> _Exercise directions_:
Look through the records below, and copy out every line that holds the string "phone".

(Website and app data records)

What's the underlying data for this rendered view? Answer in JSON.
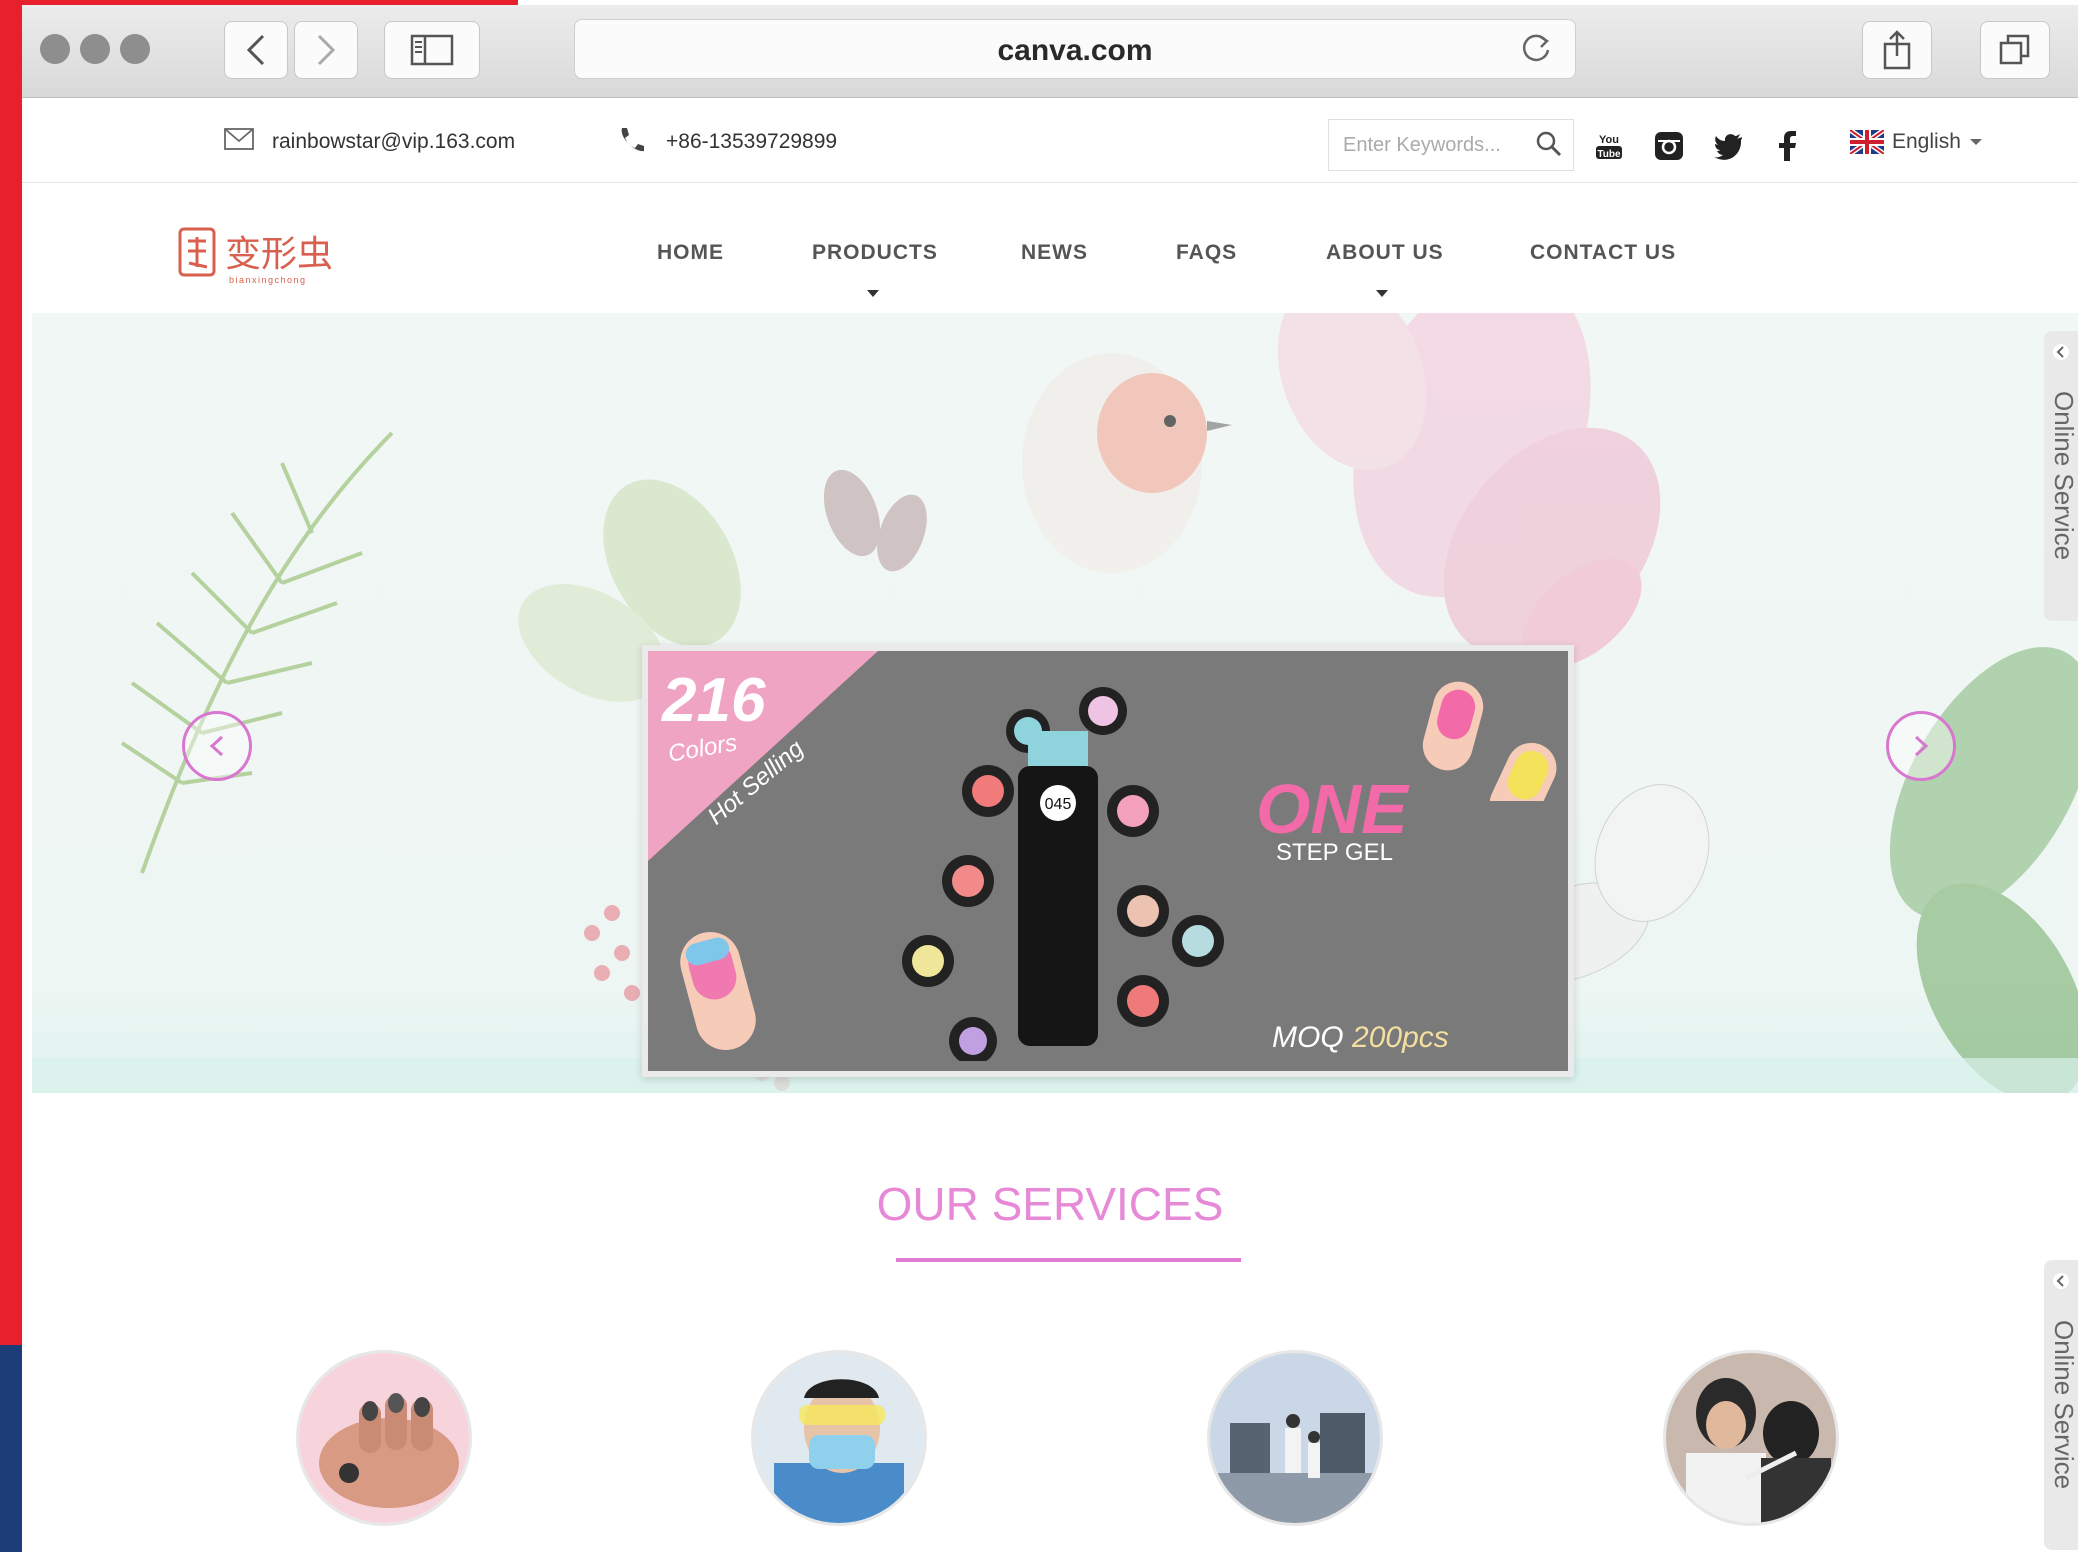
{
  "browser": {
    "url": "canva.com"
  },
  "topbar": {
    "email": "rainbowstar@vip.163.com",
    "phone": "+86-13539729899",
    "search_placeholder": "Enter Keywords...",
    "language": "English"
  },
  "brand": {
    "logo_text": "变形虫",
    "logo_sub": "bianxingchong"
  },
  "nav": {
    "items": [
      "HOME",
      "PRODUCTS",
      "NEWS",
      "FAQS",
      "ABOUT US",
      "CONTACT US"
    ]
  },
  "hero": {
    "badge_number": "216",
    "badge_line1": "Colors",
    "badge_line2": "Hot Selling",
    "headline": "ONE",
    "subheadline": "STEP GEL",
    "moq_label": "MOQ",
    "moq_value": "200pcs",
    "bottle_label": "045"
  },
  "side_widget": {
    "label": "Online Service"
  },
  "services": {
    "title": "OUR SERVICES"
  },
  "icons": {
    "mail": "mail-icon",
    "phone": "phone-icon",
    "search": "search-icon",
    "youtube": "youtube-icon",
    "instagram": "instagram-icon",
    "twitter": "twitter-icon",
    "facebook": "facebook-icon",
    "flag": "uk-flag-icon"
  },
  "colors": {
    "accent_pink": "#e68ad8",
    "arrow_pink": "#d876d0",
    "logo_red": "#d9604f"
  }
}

> _Answer to the exercise_:
    "phone": "+86-13539729899",
    "phone": "phone-icon",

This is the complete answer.